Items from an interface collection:
• • •

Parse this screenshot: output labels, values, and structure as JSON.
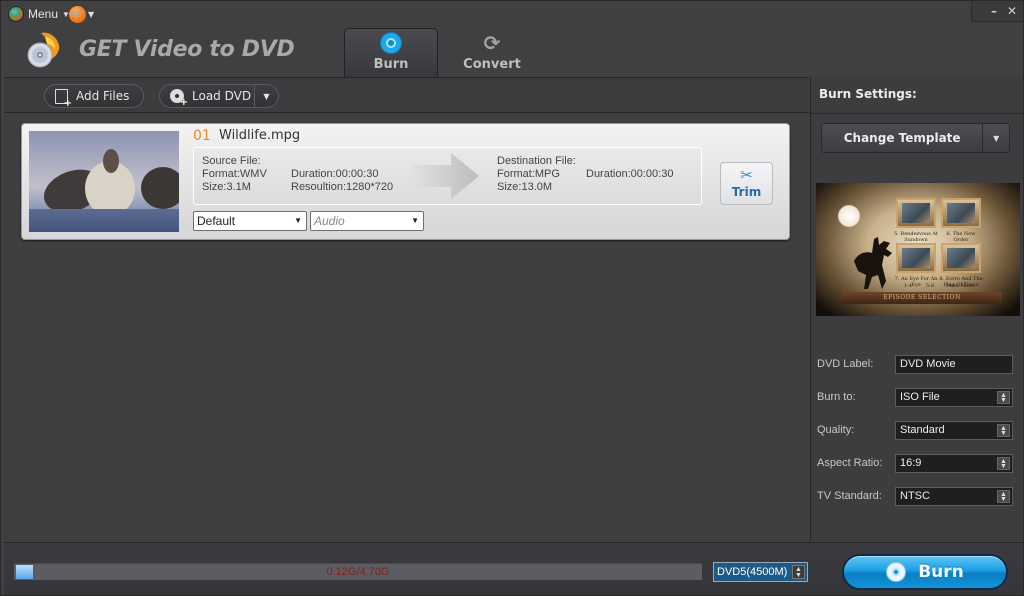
{
  "titlebar": {
    "menu_label": "Menu",
    "app_title": "GET Video to DVD",
    "minimize": "–",
    "close": "✕",
    "tabs": [
      {
        "label": "Burn",
        "icon": "burn-disc-icon",
        "active": true
      },
      {
        "label": "Convert",
        "icon": "convert-refresh-icon",
        "active": false
      }
    ]
  },
  "toolbar": {
    "add_files_label": "Add Files",
    "load_dvd_label": "Load DVD"
  },
  "file_list": [
    {
      "index": "01",
      "name": "Wildlife.mpg",
      "source": {
        "heading": "Source File:",
        "format": "Format:WMV",
        "size": "Size:3.1M",
        "duration": "Duration:00:00:30",
        "resolution": "Resoultion:1280*720"
      },
      "destination": {
        "heading": "Destination File:",
        "format": "Format:MPG",
        "size": "Size:13.0M",
        "duration": "Duration:00:00:30"
      },
      "subtitle_select": "Default",
      "audio_select": "Audio",
      "trim_label": "Trim"
    }
  ],
  "burn_settings": {
    "title": "Burn Settings:",
    "change_template_label": "Change Template",
    "template_preview": {
      "captions": [
        "5. Rendezvous At Sundown",
        "6. The New Order",
        "7. An Eye For An Eye",
        "8. Zorro And The Flag Of Truce"
      ],
      "nav": [
        "1-4",
        "5-8",
        "Main Menu"
      ],
      "banner": "EPISODE SELECTION"
    },
    "fields": [
      {
        "label": "DVD Label:",
        "value": "DVD Movie",
        "type": "text"
      },
      {
        "label": "Burn to:",
        "value": "ISO File",
        "type": "select"
      },
      {
        "label": "Quality:",
        "value": "Standard",
        "type": "select"
      },
      {
        "label": "Aspect Ratio:",
        "value": "16:9",
        "type": "select"
      },
      {
        "label": "TV Standard:",
        "value": "NTSC",
        "type": "select"
      }
    ]
  },
  "bottom": {
    "capacity_text": "0.12G/4.70G",
    "capacity_used_fraction": 0.0255,
    "disc_type": "DVD5(4500M)",
    "burn_label": "Burn"
  }
}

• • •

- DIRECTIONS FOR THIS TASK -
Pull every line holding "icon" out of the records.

- ANSWER FOR THE TASK -
        "icon": "burn-disc-icon",
        "icon": "convert-refresh-icon",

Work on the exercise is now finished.